Virtual Farm Tour: Dolph Dairy LLC
The chore list on a dairy farm is seemingly endless and everchanging, yet cows and calves do best with consistent care. The team at Dolph Dairy LLC in Lake Mills, Wisconsin has designed a system that gives each fresh cow, newborn, and preweaned calf the attention and consistency needed to thrive.
Don and Patricia Dolph purchased the farm in 1987. They milked 80 cows in a stanchion barn before building a freestall barn and parlor in 1995 and expanding to 200 cows. Their son, Chet, and his wife, Patty, joined the farm in 2002 and the family formed the LLC. A few more expansions brought them to their current herd size of 400 cows.
Patty takes the lead on calf care, but also tends to the fresh cows along with Chet and their herdsman, Rob Osburn. The seven-person calf team includes four part-time employees, so Patty has detailed protocols to feed and care for the 110 calves in hutches as well as the fresh cows and newborns.
Dry cow and maternity care
Every pregnant animal at Dolph Dairy is ultrasounded; animals carrying twins are dried off sooner. Once animals are moved to the calving pen, the goal is to keep the environment as low-stress as possible. Cameras on the pen allow the team to observe progress without disturbing the cows, which they say has led to much easier calvings.
Newborn calves are placed in nearby warming pens with in-floor heat until they are dry. Navels are dipped at this time. All the colostrum is tested with a Brix refractometer; calves are fed 4 quarts of colostrum scoring 27 percent or higher soon after birth. They’ll receive a second feeding of 2 quarts 6 to 12 hours later. If a calf is born in the freestall, it receives extra colostrum.
Patty begins cooling the colostrum as soon as it’s harvested to limit pathogen growth by adding frozen water bottles to the bucket of colostrum. All colostrum is heat-treated and frozen before use.
Feeding calves in hutches
Weather-related challenges can make it less convenient to care for calves in hutches, but Don said they still feel hutches are the best housing system for calf health. He said the farm experiences fewer disease outbreaks because the preweaned calves are not in direct contact with one another.
That said, a calf milk house at Dolph Dairy has made calf care more efficient. Cows with higher somatic cell counts wear green bands. Their milk goes into separate buckets, which are dumped into a tank near the parlor. The milk is pumped underground to the calf milk house and into a dual-tank pasteurizer. Don said it was a “no-brainer” to install a dual-tank system. Because the farm milks three times a day, but feeds calves twice a day, this system makes it easier to do all of the chores at the right time.
Calves are started on 2 quarts of milk twice daily. They’re bumped up to 3 quarts at seven days and 4 quarts a week later. In April, the farm began adding Calf Magnify to the pasteurized milk to help control flies and boost gut health.
Calves are fed BSF calf starter for 40 days before transitioning to a heifer grower.
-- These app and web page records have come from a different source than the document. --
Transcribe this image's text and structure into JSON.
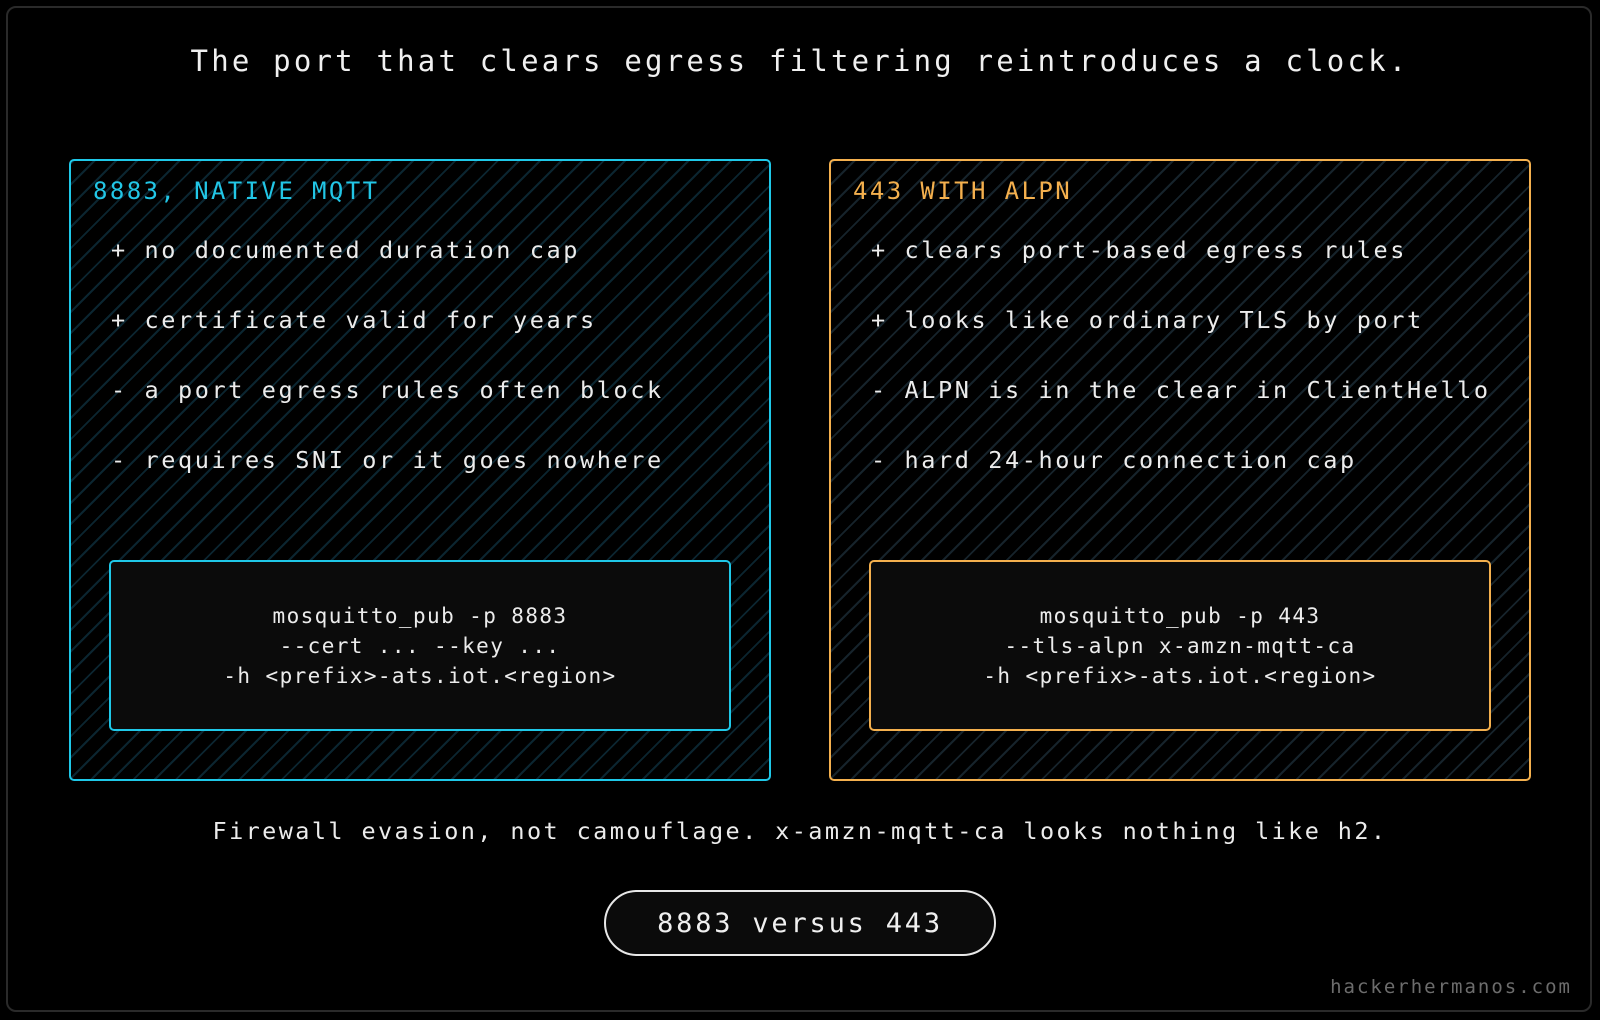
{
  "title": "The port that clears egress filtering reintroduces a clock.",
  "panels": [
    {
      "heading": "8883, NATIVE MQTT",
      "accent": "#1fc8e8",
      "points": [
        "+ no documented duration cap",
        "+ certificate valid for years",
        "- a port egress rules often block",
        "- requires SNI or it goes nowhere"
      ],
      "command": [
        "mosquitto_pub -p 8883",
        "--cert ... --key ...",
        "-h <prefix>-ats.iot.<region>"
      ]
    },
    {
      "heading": "443 WITH ALPN",
      "accent": "#f4b04e",
      "points": [
        "+ clears port-based egress rules",
        "+ looks like ordinary TLS by port",
        "- ALPN is in the clear in ClientHello",
        "- hard 24-hour connection cap"
      ],
      "command": [
        "mosquitto_pub -p 443",
        "--tls-alpn x-amzn-mqtt-ca",
        "-h <prefix>-ats.iot.<region>"
      ]
    }
  ],
  "caption": "Firewall evasion, not camouflage. x-amzn-mqtt-ca looks nothing like h2.",
  "pill": "8883 versus 443",
  "watermark": "hackerhermanos.com"
}
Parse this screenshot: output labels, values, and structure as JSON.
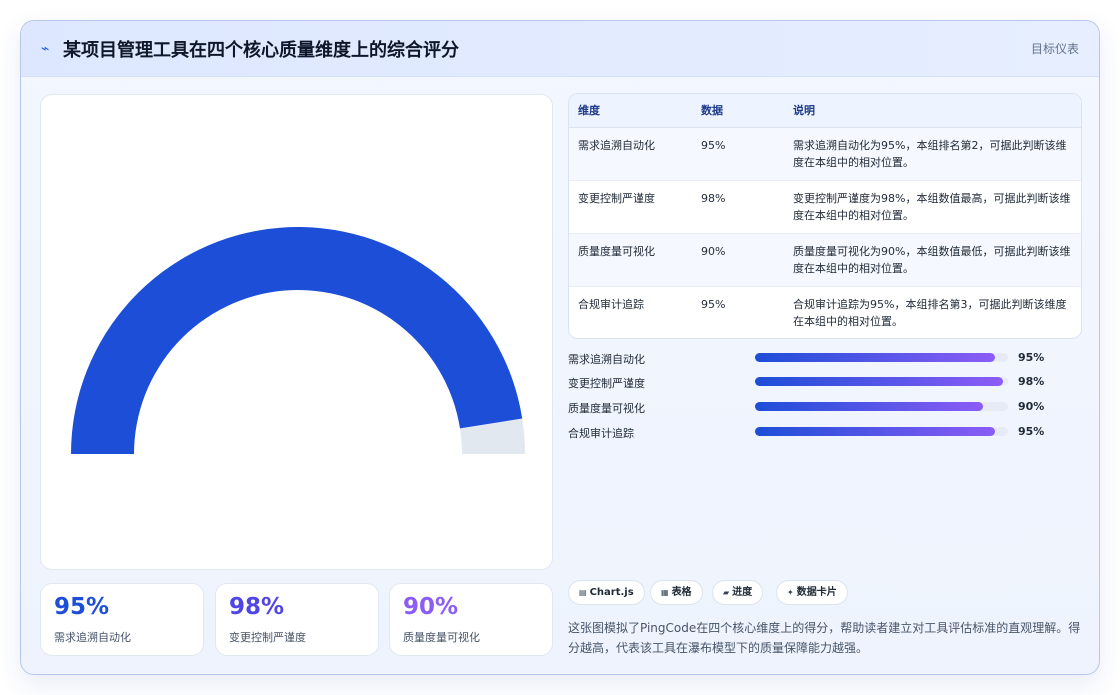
{
  "header": {
    "title": "某项目管理工具在四个核心质量维度上的综合评分",
    "tag": "目标仪表"
  },
  "colors": {
    "gauge": "#1d4ed8",
    "gauge_track": "#e2e8f0",
    "kpi": [
      "#1d4ed8",
      "#4f46e5",
      "#8b5cf6"
    ]
  },
  "chart_data": {
    "type": "gauge",
    "title": "",
    "value": 95,
    "max": 100,
    "unit": "%",
    "categories": [
      "需求追溯自动化",
      "变更控制严谨度",
      "质量度量可视化",
      "合规审计追踪"
    ],
    "values": [
      95,
      98,
      90,
      95
    ]
  },
  "table": {
    "headers": [
      "维度",
      "数据",
      "说明"
    ],
    "rows": [
      [
        "需求追溯自动化",
        "95%",
        "需求追溯自动化为95%，本组排名第2，可据此判断该维度在本组中的相对位置。"
      ],
      [
        "变更控制严谨度",
        "98%",
        "变更控制严谨度为98%，本组数值最高，可据此判断该维度在本组中的相对位置。"
      ],
      [
        "质量度量可视化",
        "90%",
        "质量度量可视化为90%，本组数值最低，可据此判断该维度在本组中的相对位置。"
      ],
      [
        "合规审计追踪",
        "95%",
        "合规审计追踪为95%，本组排名第3，可据此判断该维度在本组中的相对位置。"
      ]
    ]
  },
  "bars": [
    {
      "label": "需求追溯自动化",
      "value": 95,
      "text": "95%"
    },
    {
      "label": "变更控制严谨度",
      "value": 98,
      "text": "98%"
    },
    {
      "label": "质量度量可视化",
      "value": 90,
      "text": "90%"
    },
    {
      "label": "合规审计追踪",
      "value": 95,
      "text": "95%"
    }
  ],
  "kpis": [
    {
      "value": "95%",
      "label": "需求追溯自动化"
    },
    {
      "value": "98%",
      "label": "变更控制严谨度"
    },
    {
      "value": "90%",
      "label": "质量度量可视化"
    }
  ],
  "chips": [
    {
      "icon": "chart-icon",
      "glyph": "▤",
      "label": "Chart.js"
    },
    {
      "icon": "table-icon",
      "glyph": "▦",
      "label": "表格"
    },
    {
      "icon": "progress-icon",
      "glyph": "▰",
      "label": "进度"
    },
    {
      "icon": "sparkle-icon",
      "glyph": "✦",
      "label": "数据卡片"
    }
  ],
  "description": "这张图模拟了PingCode在四个核心维度上的得分，帮助读者建立对工具评估标准的直观理解。得分越高，代表该工具在瀑布模型下的质量保障能力越强。"
}
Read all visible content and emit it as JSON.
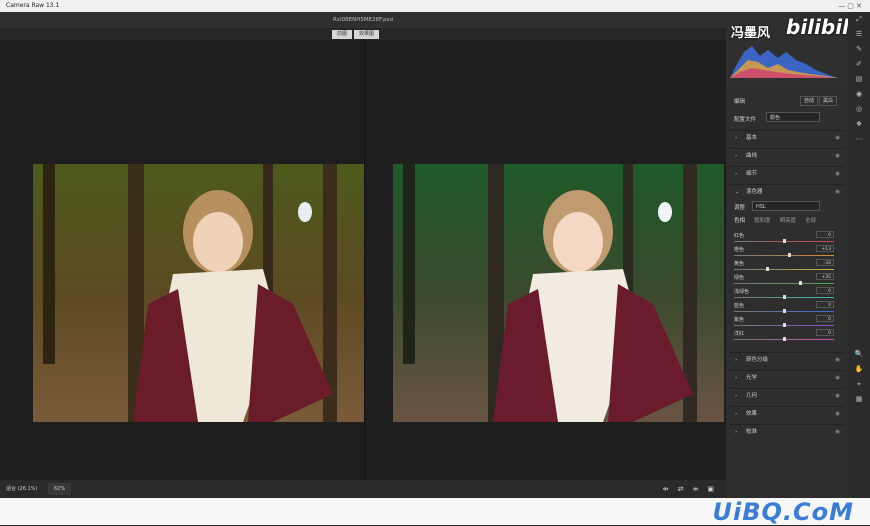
{
  "window": {
    "app_title": "Camera Raw 13.1",
    "controls": "—  ▢  ✕"
  },
  "file": {
    "name": "Rxl08ENH5ME28F.psd"
  },
  "view_tabs": [
    "前图",
    "效果图"
  ],
  "bottom": {
    "zoom_label": "适合 (26.1%)",
    "zoom_pct": "62%",
    "icons": [
      "⇹",
      "⇄",
      "⇻",
      "▣"
    ]
  },
  "watermark": {
    "name": "冯墨风",
    "site": "bilibili"
  },
  "footer": {
    "brand": "UiBQ.CoM"
  },
  "panel": {
    "title": "编辑",
    "auto_btn": "自动",
    "bw_btn": "黑白",
    "profile_label": "配置文件",
    "profile_value": "颜色",
    "sections_top": [
      {
        "label": "基本"
      },
      {
        "label": "曲线"
      },
      {
        "label": "细节"
      },
      {
        "label": "混色器"
      }
    ],
    "mixer": {
      "adjust_label": "调整",
      "adjust_value": "HSL",
      "subtabs": [
        "色相",
        "饱和度",
        "明亮度",
        "全部"
      ],
      "sliders": [
        {
          "name": "红色",
          "value": "0",
          "pos": 0.5,
          "color": "#c44"
        },
        {
          "name": "橙色",
          "value": "+13",
          "pos": 0.56,
          "color": "#d88a3a"
        },
        {
          "name": "黄色",
          "value": "-34",
          "pos": 0.33,
          "color": "#c8b23a"
        },
        {
          "name": "绿色",
          "value": "+35",
          "pos": 0.67,
          "color": "#4aa84a"
        },
        {
          "name": "浅绿色",
          "value": "0",
          "pos": 0.5,
          "color": "#3ab8b0"
        },
        {
          "name": "蓝色",
          "value": "0",
          "pos": 0.5,
          "color": "#3a6ad8"
        },
        {
          "name": "紫色",
          "value": "0",
          "pos": 0.5,
          "color": "#8a4ad8"
        },
        {
          "name": "洋红",
          "value": "0",
          "pos": 0.5,
          "color": "#c84ab8"
        }
      ]
    },
    "sections_bottom": [
      {
        "label": "颜色分级"
      },
      {
        "label": "光学"
      },
      {
        "label": "几何"
      },
      {
        "label": "效果"
      },
      {
        "label": "校准"
      }
    ],
    "chevron": "›",
    "eye": "◉"
  },
  "toolstrip": [
    "⤢",
    "☰",
    "✎",
    "✐",
    "▤",
    "◉",
    "◎",
    "❖",
    "⋯",
    "🔍",
    "✋",
    "⌖",
    "▦"
  ]
}
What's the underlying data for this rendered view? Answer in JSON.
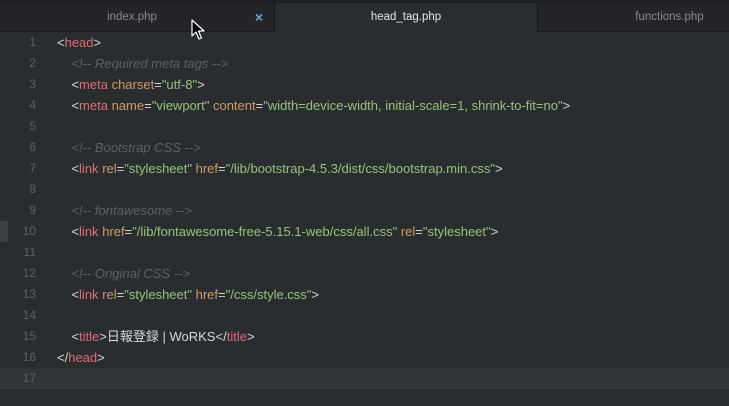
{
  "tabs": [
    {
      "label": "index.php",
      "active": false,
      "has_close": true
    },
    {
      "label": "head_tag.php",
      "active": true,
      "has_close": false
    },
    {
      "label": "functions.php",
      "active": false,
      "has_close": false
    }
  ],
  "close_icon": "×",
  "current_line": 17,
  "colors": {
    "tag": "#e06c75",
    "attribute": "#d19a66",
    "string": "#98c379",
    "comment": "#5c6166",
    "text": "#d5d8da",
    "background": "#2a2d30"
  },
  "lines": [
    {
      "n": "1",
      "indent": "",
      "tokens": [
        [
          "punc",
          "<"
        ],
        [
          "tag",
          "head"
        ],
        [
          "punc",
          ">"
        ]
      ]
    },
    {
      "n": "2",
      "indent": "    ",
      "tokens": [
        [
          "com",
          "<!-- Required meta tags -->"
        ]
      ]
    },
    {
      "n": "3",
      "indent": "    ",
      "tokens": [
        [
          "punc",
          "<"
        ],
        [
          "tag",
          "meta"
        ],
        [
          "text",
          " "
        ],
        [
          "attr",
          "charset"
        ],
        [
          "punc",
          "="
        ],
        [
          "str",
          "\"utf-8\""
        ],
        [
          "punc",
          ">"
        ]
      ]
    },
    {
      "n": "4",
      "indent": "    ",
      "tokens": [
        [
          "punc",
          "<"
        ],
        [
          "tag",
          "meta"
        ],
        [
          "text",
          " "
        ],
        [
          "attr",
          "name"
        ],
        [
          "punc",
          "="
        ],
        [
          "str",
          "\"viewport\""
        ],
        [
          "text",
          " "
        ],
        [
          "attr",
          "content"
        ],
        [
          "punc",
          "="
        ],
        [
          "str",
          "\"width=device-width, initial-scale=1, shrink-to-fit=no\""
        ],
        [
          "punc",
          ">"
        ]
      ]
    },
    {
      "n": "5",
      "indent": "",
      "tokens": []
    },
    {
      "n": "6",
      "indent": "    ",
      "tokens": [
        [
          "com",
          "<!-- Bootstrap CSS -->"
        ]
      ]
    },
    {
      "n": "7",
      "indent": "    ",
      "tokens": [
        [
          "punc",
          "<"
        ],
        [
          "tag",
          "link"
        ],
        [
          "text",
          " "
        ],
        [
          "attr",
          "rel"
        ],
        [
          "punc",
          "="
        ],
        [
          "str",
          "\"stylesheet\""
        ],
        [
          "text",
          " "
        ],
        [
          "attr",
          "href"
        ],
        [
          "punc",
          "="
        ],
        [
          "str",
          "\"/lib/bootstrap-4.5.3/dist/css/bootstrap.min.css\""
        ],
        [
          "punc",
          ">"
        ]
      ]
    },
    {
      "n": "8",
      "indent": "",
      "tokens": []
    },
    {
      "n": "9",
      "indent": "    ",
      "tokens": [
        [
          "com",
          "<!-- fontawesome -->"
        ]
      ]
    },
    {
      "n": "10",
      "indent": "    ",
      "tokens": [
        [
          "punc",
          "<"
        ],
        [
          "tag",
          "link"
        ],
        [
          "text",
          " "
        ],
        [
          "attr",
          "href"
        ],
        [
          "punc",
          "="
        ],
        [
          "str",
          "\"/lib/fontawesome-free-5.15.1-web/css/all.css\""
        ],
        [
          "text",
          " "
        ],
        [
          "attr",
          "rel"
        ],
        [
          "punc",
          "="
        ],
        [
          "str",
          "\"stylesheet\""
        ],
        [
          "punc",
          ">"
        ]
      ]
    },
    {
      "n": "11",
      "indent": "",
      "tokens": []
    },
    {
      "n": "12",
      "indent": "    ",
      "tokens": [
        [
          "com",
          "<!-- Original CSS -->"
        ]
      ]
    },
    {
      "n": "13",
      "indent": "    ",
      "tokens": [
        [
          "punc",
          "<"
        ],
        [
          "tag",
          "link"
        ],
        [
          "text",
          " "
        ],
        [
          "attr",
          "rel"
        ],
        [
          "punc",
          "="
        ],
        [
          "str",
          "\"stylesheet\""
        ],
        [
          "text",
          " "
        ],
        [
          "attr",
          "href"
        ],
        [
          "punc",
          "="
        ],
        [
          "str",
          "\"/css/style.css\""
        ],
        [
          "punc",
          ">"
        ]
      ]
    },
    {
      "n": "14",
      "indent": "",
      "tokens": []
    },
    {
      "n": "15",
      "indent": "    ",
      "tokens": [
        [
          "punc",
          "<"
        ],
        [
          "tag",
          "title"
        ],
        [
          "punc",
          ">"
        ],
        [
          "text",
          "日報登録 | WoRKS"
        ],
        [
          "punc",
          "</"
        ],
        [
          "tag",
          "title"
        ],
        [
          "punc",
          ">"
        ]
      ]
    },
    {
      "n": "16",
      "indent": "",
      "tokens": [
        [
          "punc",
          "</"
        ],
        [
          "tag",
          "head"
        ],
        [
          "punc",
          ">"
        ]
      ]
    },
    {
      "n": "17",
      "indent": "",
      "tokens": []
    }
  ]
}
Water is used to cool milk in the pasteurizer. That warm water is then fed to the calves after each milk feeding.
At 55 days, calves are dropped down to 2 quarts of milk for five days, and then only the morning feeding for another three to five days. They’ll receive just water and starter for a week before moving out of the hutches.
Weaned calves are placed into “acquaintance pens” in groups of no more than eight. They’ll receive the same grower feed until they reach 6 months of age. Chet said their six-row heifer barn, built in 2007, has boosted heifer performance as they enter the milking herd. He said their focus on comfort has led to “big, healthy heifers that are freestall- and headlock-trained.”
Keeping calves healthy
From the maternity to the hutch, Patty said her top goal is to keep everything “clean, clean, clean.” The maternity pack is deep-cleaned weekly. Calves in hutches always have deep bedding. Between calves, hutches are cleaned and disinfected with chlorine dioxide.
Calf pails are washed regularly. Patty said the commercial dishwasher has been a great tool for efficiently and effectively cleaning calf bottles and other equipment.
The Dolph family is also focused on continual education. Their veterinarian meets with employees quarterly to discuss animal health and protocol compliance. The Dolphs also send their employees to Professional Dairy Producers® (PDPW) clinics to learn the latest strategies to raise healthy calves.
Patty said, “We constantly think long-term.”
Calf and heifer nutrition
Starting Strong - Calf Care